EXERCISE MATERIALS Block Start

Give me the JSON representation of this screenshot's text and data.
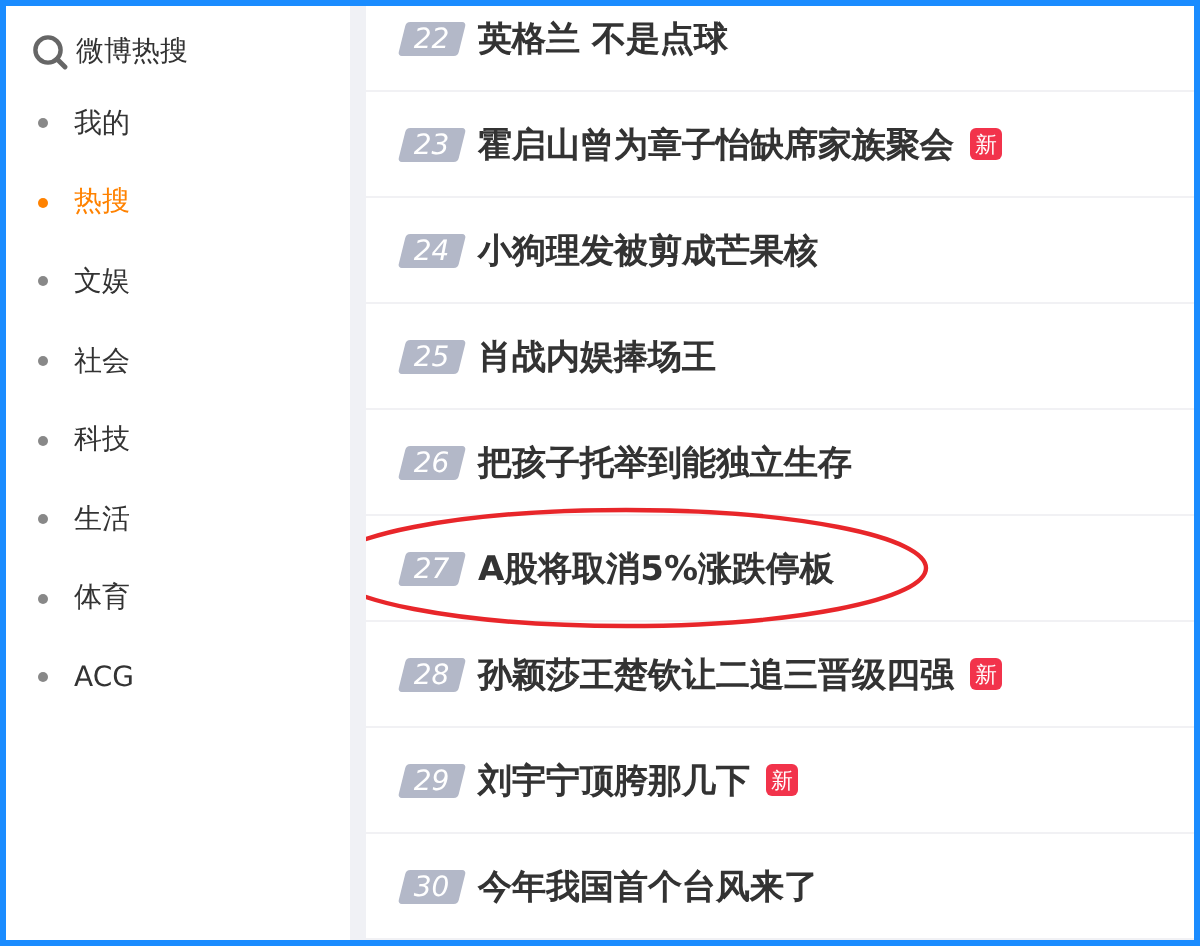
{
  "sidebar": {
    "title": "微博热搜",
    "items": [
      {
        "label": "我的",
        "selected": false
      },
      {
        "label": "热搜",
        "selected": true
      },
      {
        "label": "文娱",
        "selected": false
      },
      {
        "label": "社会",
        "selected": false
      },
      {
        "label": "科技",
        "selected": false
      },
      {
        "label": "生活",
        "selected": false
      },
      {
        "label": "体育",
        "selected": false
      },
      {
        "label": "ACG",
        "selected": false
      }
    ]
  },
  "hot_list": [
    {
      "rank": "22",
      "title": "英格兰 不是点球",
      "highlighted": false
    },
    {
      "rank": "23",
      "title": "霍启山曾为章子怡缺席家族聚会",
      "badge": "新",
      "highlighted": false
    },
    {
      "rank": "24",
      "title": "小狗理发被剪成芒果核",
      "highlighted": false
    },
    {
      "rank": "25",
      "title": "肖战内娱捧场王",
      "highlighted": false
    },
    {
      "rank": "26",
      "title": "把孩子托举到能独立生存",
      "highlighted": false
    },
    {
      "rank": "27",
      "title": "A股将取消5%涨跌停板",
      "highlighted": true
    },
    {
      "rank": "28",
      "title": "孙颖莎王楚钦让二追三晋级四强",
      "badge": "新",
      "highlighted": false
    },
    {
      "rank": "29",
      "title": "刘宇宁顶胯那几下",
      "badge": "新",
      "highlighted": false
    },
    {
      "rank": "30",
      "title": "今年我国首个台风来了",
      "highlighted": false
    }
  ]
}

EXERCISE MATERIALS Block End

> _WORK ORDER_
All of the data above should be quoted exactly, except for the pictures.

> _FINAL ANSWER_
Give me the JSON representation of this screenshot's text and data.
{
  "sidebar": {
    "title": "微博热搜",
    "items": [
      {
        "label": "我的",
        "selected": false
      },
      {
        "label": "热搜",
        "selected": true
      },
      {
        "label": "文娱",
        "selected": false
      },
      {
        "label": "社会",
        "selected": false
      },
      {
        "label": "科技",
        "selected": false
      },
      {
        "label": "生活",
        "selected": false
      },
      {
        "label": "体育",
        "selected": false
      },
      {
        "label": "ACG",
        "selected": false
      }
    ]
  },
  "hot_list": [
    {
      "rank": "22",
      "title": "英格兰 不是点球",
      "highlighted": false
    },
    {
      "rank": "23",
      "title": "霍启山曾为章子怡缺席家族聚会",
      "badge": "新",
      "highlighted": false
    },
    {
      "rank": "24",
      "title": "小狗理发被剪成芒果核",
      "highlighted": false
    },
    {
      "rank": "25",
      "title": "肖战内娱捧场王",
      "highlighted": false
    },
    {
      "rank": "26",
      "title": "把孩子托举到能独立生存",
      "highlighted": false
    },
    {
      "rank": "27",
      "title": "A股将取消5%涨跌停板",
      "highlighted": true
    },
    {
      "rank": "28",
      "title": "孙颖莎王楚钦让二追三晋级四强",
      "badge": "新",
      "highlighted": false
    },
    {
      "rank": "29",
      "title": "刘宇宁顶胯那几下",
      "badge": "新",
      "highlighted": false
    },
    {
      "rank": "30",
      "title": "今年我国首个台风来了",
      "highlighted": false
    }
  ]
}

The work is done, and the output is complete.